This headline is certainly not news, but within a span of five minutes, I received two separate “scam warnings”.
The first, while written with a tongue firmly planted in the author’s cheek, noted that an email scammer sent a “warning” to my friend that her email address was about to expire. By clicking on a link and paying a fee, the recipient could retain the email address. The irony is that this email was sent to a friend who is a consumer fraud specialist with the North Carolina Attorney General’s Office and whose email address ends with ncdoj.gov. Not certain who is lower on the IQ scale, the scammer or their intended targets, but the sad reality is that the intended targets who fall prey to such schemes are often not deficient in terms of IQ, but either are unsophisticated or suffering from some form of a diminished capacity. As my father followed the path into dementia, we had to monitor his email because he was such a “helper” by nature, he began to accept obvious schemes as real cries for financial assistance. Therefore, make certain that your loved ones are protected as best you can from these online scammers.
The second preys on people already in a bad place – those who have recently filed a bankruptcy petition. Telephone scammers in this case are calling individuals who have recently filed with the bankruptcy court. They are obtaining personal information which is required on bankruptcy petitions and posing as attorneys scaring the victim into believing it is necessary to immediately wire money in order to resolve a debt as part of the bankruptcy process. As with most of these fear-based phone scams related to potential legal actions, common sense should prevail. The legal system rarely moves at rocket speed and if someone is requiring “immediate” payment to prevent an action being taken against you (and in this case, immediate and non-reversible – money order, wire transfer) then yellow and red flags should fly.

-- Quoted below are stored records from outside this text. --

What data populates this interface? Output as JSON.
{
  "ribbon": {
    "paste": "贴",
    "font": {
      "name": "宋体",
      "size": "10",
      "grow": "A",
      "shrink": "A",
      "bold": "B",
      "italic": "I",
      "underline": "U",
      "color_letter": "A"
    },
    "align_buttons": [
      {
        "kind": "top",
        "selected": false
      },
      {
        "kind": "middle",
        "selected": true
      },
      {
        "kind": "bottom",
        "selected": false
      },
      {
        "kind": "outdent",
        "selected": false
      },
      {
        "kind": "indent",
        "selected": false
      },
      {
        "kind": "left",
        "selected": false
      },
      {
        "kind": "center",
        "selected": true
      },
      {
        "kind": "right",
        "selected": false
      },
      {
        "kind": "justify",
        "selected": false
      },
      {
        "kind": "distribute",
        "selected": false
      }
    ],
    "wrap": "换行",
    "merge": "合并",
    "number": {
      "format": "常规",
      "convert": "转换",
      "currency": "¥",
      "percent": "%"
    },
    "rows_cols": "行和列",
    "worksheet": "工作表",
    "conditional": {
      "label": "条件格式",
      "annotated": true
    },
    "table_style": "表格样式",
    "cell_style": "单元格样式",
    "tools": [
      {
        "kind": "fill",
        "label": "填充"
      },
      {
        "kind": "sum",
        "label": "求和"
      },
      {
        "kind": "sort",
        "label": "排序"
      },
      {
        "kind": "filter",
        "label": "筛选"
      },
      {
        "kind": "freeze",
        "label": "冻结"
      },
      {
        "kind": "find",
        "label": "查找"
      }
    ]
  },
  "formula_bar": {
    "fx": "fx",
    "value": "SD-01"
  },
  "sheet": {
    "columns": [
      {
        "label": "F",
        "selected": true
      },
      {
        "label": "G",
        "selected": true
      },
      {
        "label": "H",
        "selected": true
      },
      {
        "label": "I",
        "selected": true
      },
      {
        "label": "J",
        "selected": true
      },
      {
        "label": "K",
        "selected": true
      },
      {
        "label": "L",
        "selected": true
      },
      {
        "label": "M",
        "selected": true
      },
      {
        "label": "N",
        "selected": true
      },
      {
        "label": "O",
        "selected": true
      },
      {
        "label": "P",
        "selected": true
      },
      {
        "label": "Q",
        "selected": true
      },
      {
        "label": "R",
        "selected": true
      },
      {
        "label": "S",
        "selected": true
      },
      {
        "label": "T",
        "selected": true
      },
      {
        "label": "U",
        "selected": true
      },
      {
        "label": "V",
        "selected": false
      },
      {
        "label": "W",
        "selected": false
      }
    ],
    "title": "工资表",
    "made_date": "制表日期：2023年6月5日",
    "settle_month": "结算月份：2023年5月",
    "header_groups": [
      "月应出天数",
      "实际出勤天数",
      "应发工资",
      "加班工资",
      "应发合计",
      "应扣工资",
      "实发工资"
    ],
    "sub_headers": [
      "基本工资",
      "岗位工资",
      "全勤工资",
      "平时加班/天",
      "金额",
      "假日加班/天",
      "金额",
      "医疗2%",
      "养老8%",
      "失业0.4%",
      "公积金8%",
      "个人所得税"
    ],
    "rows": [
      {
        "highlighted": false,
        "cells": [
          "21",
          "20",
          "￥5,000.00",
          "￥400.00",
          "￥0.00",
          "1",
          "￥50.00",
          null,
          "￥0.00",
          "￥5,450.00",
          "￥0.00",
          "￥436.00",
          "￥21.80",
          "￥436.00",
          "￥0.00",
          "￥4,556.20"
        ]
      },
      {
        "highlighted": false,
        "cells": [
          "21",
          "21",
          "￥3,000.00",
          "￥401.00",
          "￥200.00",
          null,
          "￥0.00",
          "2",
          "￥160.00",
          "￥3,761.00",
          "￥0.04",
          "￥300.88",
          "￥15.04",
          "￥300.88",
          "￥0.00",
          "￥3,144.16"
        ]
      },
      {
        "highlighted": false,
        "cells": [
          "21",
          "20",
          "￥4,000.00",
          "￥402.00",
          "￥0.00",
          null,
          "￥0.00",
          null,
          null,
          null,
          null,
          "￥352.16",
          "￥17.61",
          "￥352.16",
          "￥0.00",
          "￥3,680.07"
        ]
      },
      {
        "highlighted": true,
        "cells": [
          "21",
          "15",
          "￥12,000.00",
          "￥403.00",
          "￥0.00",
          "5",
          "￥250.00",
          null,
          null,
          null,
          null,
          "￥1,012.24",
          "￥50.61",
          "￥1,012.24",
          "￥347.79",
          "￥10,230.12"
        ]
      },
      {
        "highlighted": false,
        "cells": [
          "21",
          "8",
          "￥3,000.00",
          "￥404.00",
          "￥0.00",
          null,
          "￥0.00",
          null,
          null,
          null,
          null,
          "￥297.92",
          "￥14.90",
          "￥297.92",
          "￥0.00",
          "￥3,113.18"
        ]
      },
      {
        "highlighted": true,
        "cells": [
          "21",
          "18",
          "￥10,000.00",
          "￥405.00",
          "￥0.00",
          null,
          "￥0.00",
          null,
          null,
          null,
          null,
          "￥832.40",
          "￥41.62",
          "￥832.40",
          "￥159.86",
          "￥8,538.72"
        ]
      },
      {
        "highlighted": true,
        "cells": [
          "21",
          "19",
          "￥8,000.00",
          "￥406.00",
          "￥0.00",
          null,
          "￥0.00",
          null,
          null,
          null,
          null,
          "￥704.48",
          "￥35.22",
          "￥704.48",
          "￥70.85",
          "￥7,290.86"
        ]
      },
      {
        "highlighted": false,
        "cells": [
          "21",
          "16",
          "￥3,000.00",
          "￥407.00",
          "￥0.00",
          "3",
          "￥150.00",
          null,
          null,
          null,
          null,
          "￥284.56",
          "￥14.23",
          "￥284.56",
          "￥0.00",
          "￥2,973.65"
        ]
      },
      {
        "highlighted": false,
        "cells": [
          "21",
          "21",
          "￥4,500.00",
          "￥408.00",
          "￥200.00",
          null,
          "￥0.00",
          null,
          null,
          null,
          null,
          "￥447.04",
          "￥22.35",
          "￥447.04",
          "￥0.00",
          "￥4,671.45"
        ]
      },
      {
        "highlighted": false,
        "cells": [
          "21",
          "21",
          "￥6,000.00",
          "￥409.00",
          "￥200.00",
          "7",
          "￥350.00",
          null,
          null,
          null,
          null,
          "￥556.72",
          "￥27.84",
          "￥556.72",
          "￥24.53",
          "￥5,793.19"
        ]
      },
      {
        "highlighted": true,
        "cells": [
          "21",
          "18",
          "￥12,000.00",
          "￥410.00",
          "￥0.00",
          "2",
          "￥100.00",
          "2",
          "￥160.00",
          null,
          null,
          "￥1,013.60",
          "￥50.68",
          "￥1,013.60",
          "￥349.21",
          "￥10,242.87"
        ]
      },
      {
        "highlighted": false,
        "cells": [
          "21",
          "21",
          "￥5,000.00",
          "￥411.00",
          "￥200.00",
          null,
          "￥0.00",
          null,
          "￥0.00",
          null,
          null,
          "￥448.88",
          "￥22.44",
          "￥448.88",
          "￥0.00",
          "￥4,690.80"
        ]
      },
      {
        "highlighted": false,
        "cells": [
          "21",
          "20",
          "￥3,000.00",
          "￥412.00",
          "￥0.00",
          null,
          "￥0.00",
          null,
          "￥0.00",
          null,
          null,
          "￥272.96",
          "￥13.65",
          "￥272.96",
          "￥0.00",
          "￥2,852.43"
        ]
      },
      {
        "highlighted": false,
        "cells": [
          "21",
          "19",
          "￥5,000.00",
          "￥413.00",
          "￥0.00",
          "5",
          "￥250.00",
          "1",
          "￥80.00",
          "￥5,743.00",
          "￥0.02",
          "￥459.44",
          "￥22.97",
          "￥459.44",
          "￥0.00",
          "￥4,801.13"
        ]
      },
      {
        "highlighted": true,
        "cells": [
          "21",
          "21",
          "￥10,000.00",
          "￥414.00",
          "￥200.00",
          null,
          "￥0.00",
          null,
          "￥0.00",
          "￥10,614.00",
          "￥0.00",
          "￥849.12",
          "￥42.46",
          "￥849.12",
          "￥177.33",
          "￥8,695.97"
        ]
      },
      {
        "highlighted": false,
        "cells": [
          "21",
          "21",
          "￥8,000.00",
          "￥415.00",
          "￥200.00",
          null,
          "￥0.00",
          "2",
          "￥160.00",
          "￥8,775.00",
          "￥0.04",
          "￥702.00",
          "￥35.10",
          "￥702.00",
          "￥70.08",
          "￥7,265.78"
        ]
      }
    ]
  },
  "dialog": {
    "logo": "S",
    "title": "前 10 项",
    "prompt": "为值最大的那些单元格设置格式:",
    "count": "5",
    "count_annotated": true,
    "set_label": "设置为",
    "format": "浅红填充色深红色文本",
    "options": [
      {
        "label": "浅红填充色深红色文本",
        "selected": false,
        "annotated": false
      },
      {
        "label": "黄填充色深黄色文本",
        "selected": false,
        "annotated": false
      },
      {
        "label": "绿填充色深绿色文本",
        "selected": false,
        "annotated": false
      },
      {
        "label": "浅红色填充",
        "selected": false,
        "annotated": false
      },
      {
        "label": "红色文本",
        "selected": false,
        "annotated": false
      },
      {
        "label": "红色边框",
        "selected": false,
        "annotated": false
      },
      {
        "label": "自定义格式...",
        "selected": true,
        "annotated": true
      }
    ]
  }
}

Most folks who file bankruptcy do not fully understand the process and are fearful of making a misstep, so this type of scam preys on those fears. The test for all scams is the same. If someone initiates a call or email to you and asks for personal information, it is almost assuredly a scam. If they ask for immediate cash-equivalent funds to be sent by you, it is almost assuredly a scam. If you are unsure, you can test many of these out with a simple Google search of the phone number or email address. Or, you can contact the Attorney General’s Consumer Protection Division and make an inquiry. Just don’t send any money unless you are absolutely certain why you are sending it, who is receiving it and that the purpose is legitimate. If you are sending $5,000.00 so they can send you a million dollars, it is a scam.